©2014 Lowe's. LOWE'S and Gable Mansard Design are registered trademarks of LF, LLC.
©2014 Lowe's. LOWE'S and Gable Mansard Design are registered trademarks of LF, LLC.

In legal action that may have implications for dealers offering installed sales services, Lowe’s agreed to pay $6.5 million to settle a class-action suit in California, alleging it treated independent contractors like company employees without giving them any of the benefits.

The $6.5 million—roughly 20% of what Lowe’s might have paid had the case gone to trial—will be shared with anyone who performed at least one installation job for Lowe’s in California from June 2008 through last week, when the proposed settlement was entered into the U.S. District Court for the Northern District of California. Approximately 4,029 individual installers and 949 installation companies will be eligible to get the payments, and the maximum payment anyone can get in the settlement is roughly $1,613, a court document stated.

The agreement ends a nearly two-year-old legal fight that began when Ronald Shephard and Henry Romines filed suit in state court arguing that the nation's No. 2 home improvement retailer violated California labor law in using them to install garage doors from 1995 to 2009.

The two argued that they should not have been regarded as independent contractors because Lowe’s controlled all aspects of all their work. They said that control included where and when Shephard and Romines did jobs, how they were to dress (in shirts and hats with the Lowe’s logo), how they should describe themselves (as Lowe’s employees), how they got compensated (the customers paid Lowe’s, which in turn wrote a check), and whether they could do extra work for the customer on their own (they couldn’t). 

The plaintiffs also noted that their official status as independent contractors meant they were not entitled to overtime pay; vacation, holiday, or sick pay; and health care and other insurances that were part of Lowe’s benefits.

Lowe’s got the case transferred from state into federal court. Romines voluntarily dismissed his claims in February 2013, but four months later Shephard sought to get the case converted into a class-action lawsuit. Also last year, a Victorville, Calif.-based installation firm named Merrill’s Garage Doors Inc. (MGDI), where Shephard worked, was added as a plaintiff. It was MGDI that contracted with Lowe’s and was paid by the retailer, who in turn paid Shephard.

Last August, the federal court agreed to treat the case as a class-action lawsuit. A series of technical legal maneuvers ensued, but in January the two sides also went to a mediator. They emerged with the foundations of the agreement presented to the federal court on Friday, May 23.

The plaintiffs’ motion for a settlement continued to stress their belief they could prove that Lowe’s misclassified Shephard and harmed MGDI. But they also recognized that Lowe’s would fight back, saying Lowe's would assert that “each installation company operated their own separate business, hired their own employees, paid their employee’s wages and benefits and made all decisions relating to employment matters and issues … so they could not possible be deemed employees of Lowe’s.”

The contract between MGDI and Lowe’s “indicates that all individuals working for MGDI on Lowe’s jobs would be treated as independent contractors, including plaintiff Shephard,” plaintiffs said in their amended complaint. “Lowe’s provided MGDI with Form 1099s for all income received from Lowe’s. Thus, MGDI paid all of the taxes associated with employing Shephard when Lowe’s should have paid these taxes.

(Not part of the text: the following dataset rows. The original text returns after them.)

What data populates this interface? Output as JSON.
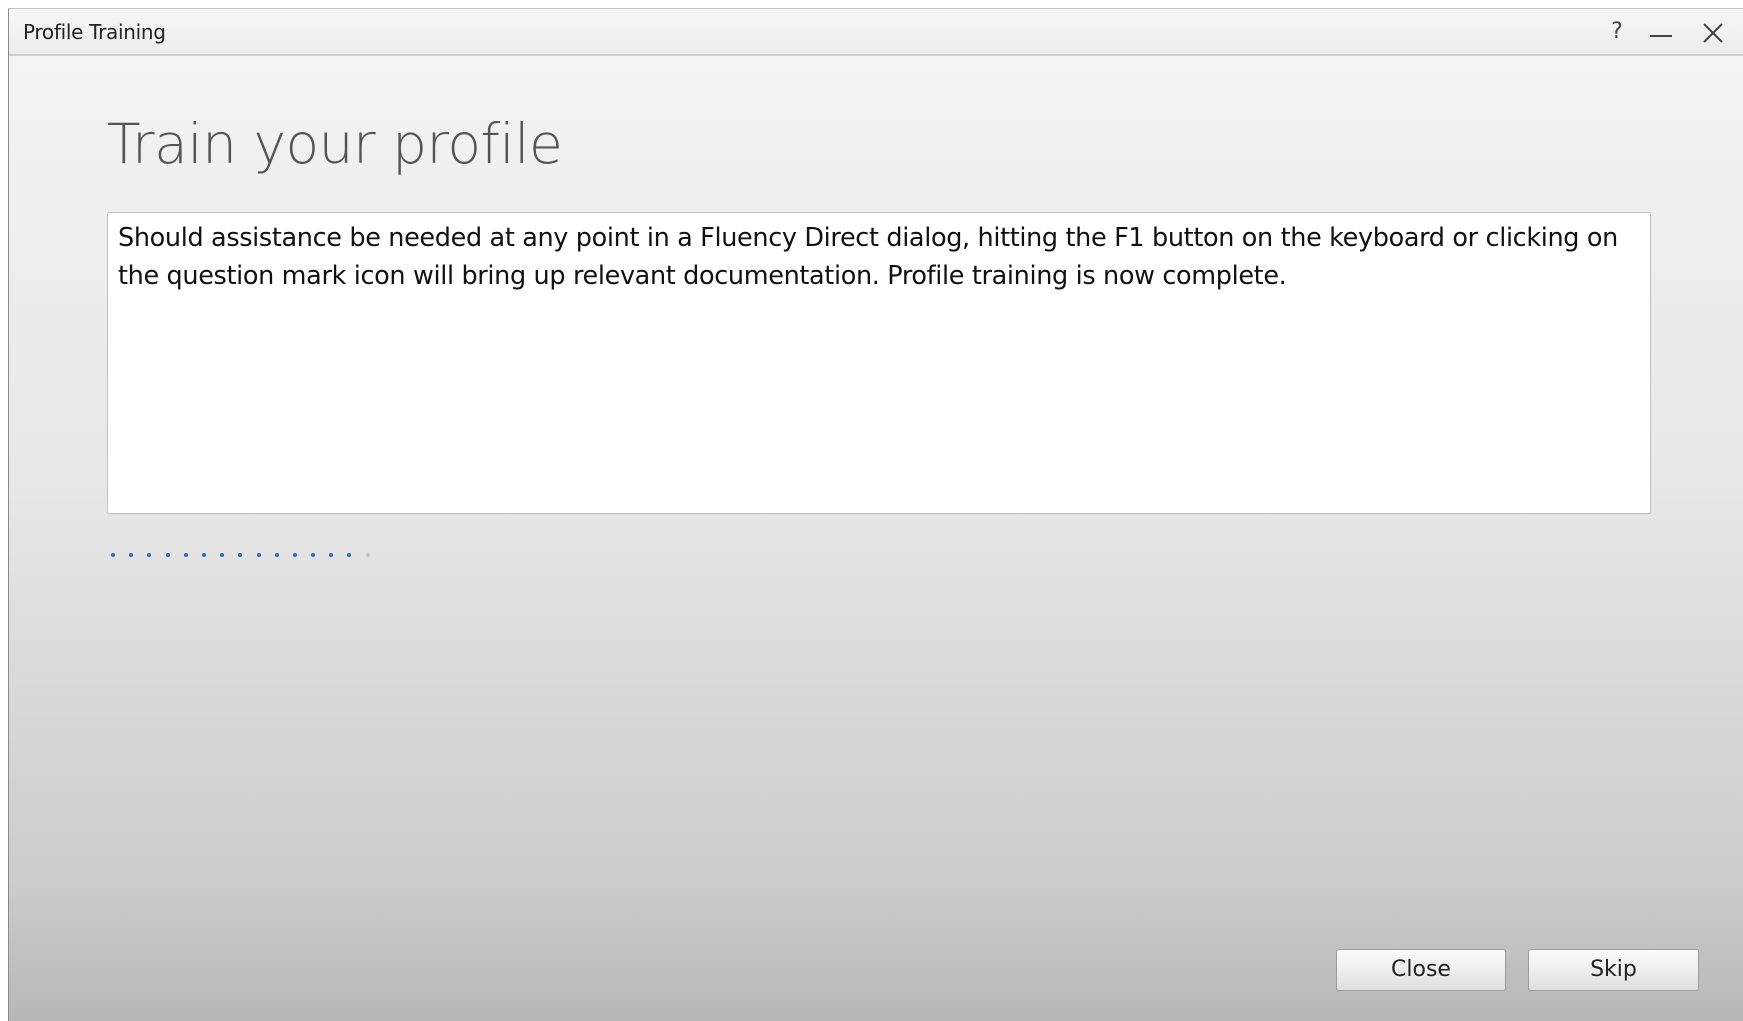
{
  "window": {
    "title": "Profile Training",
    "help_glyph": "?",
    "minimize_icon": "minimize-icon",
    "close_icon": "close-icon"
  },
  "main": {
    "heading": "Train your profile",
    "message": "Should assistance be needed at any point in a Fluency Direct dialog, hitting the F1 button on the keyboard or clicking on the question mark icon will bring up relevant documentation. Profile training is now complete.",
    "progress": {
      "total_steps": 15,
      "completed_steps": 14,
      "active_color": "#2a6ebb",
      "pending_color": "#c2c2c2"
    }
  },
  "footer": {
    "close_label": "Close",
    "skip_label": "Skip"
  }
}
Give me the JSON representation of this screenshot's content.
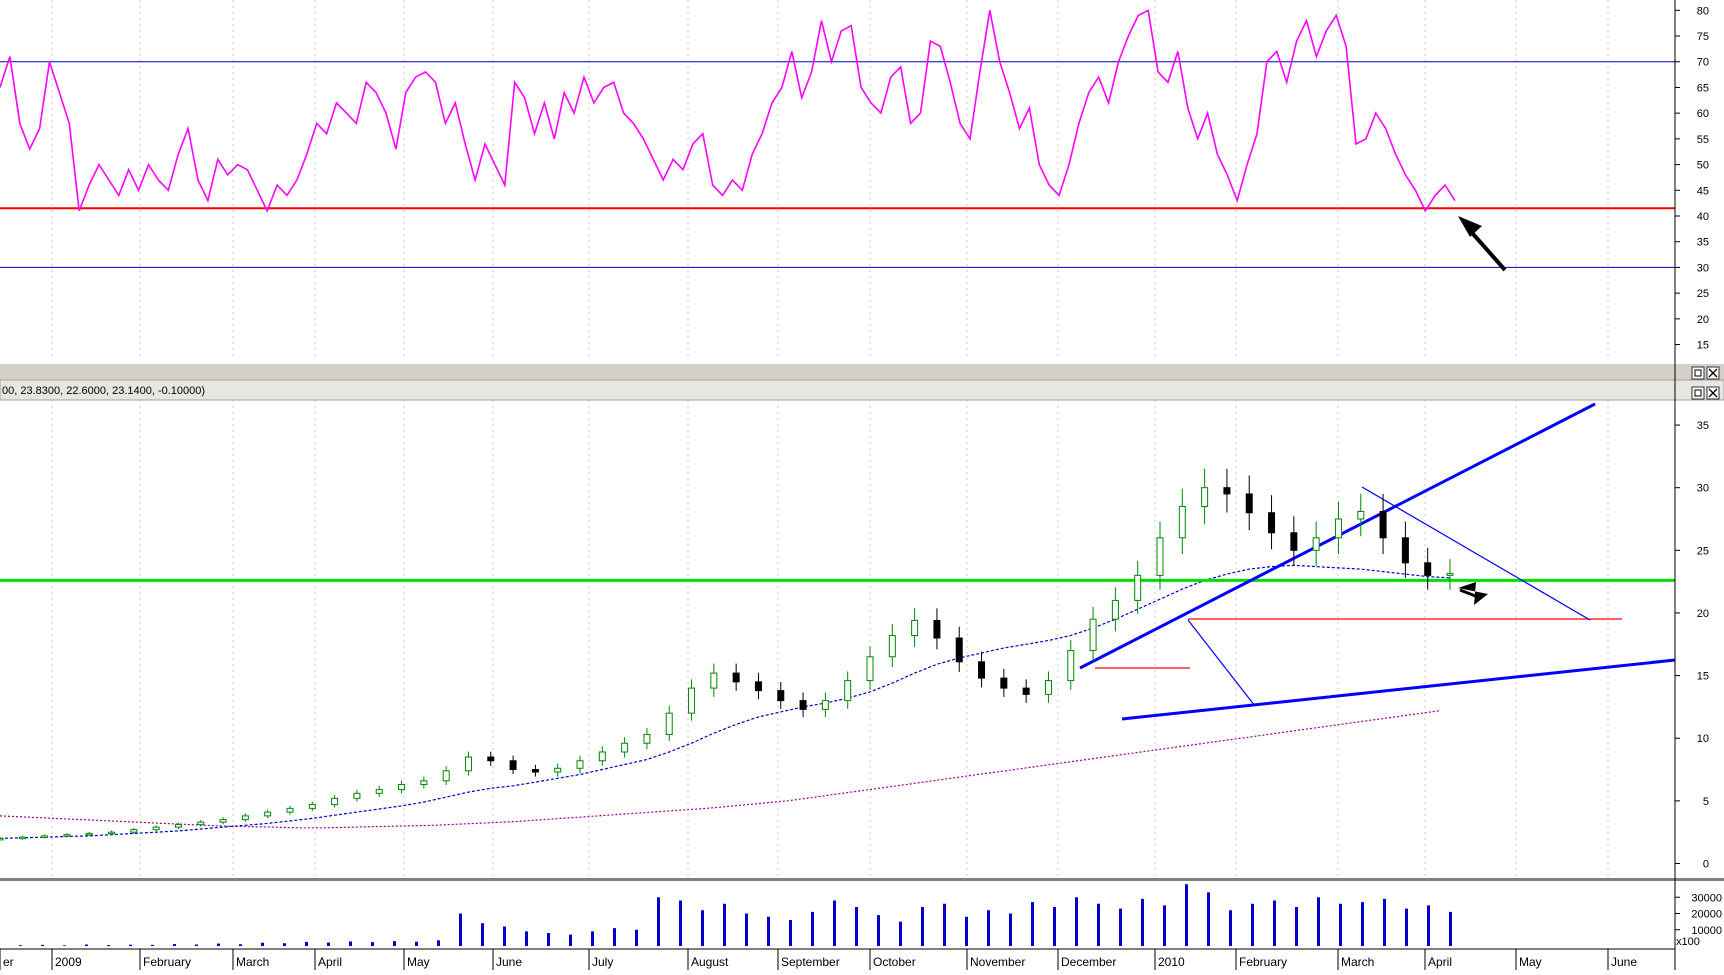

Furthermore, Lowe’s avoided the costs of insuring Shephard and other installers by requiring MGDI and other installation companies to bear those costs.”

For related stories on this and similar issues see:

Your Number's Up: Surge in Department of Labor Audits

Top Attorney Talks About Legal Issues Remodelers Face

In the Cross Hairs: Independent Contractor or Employee?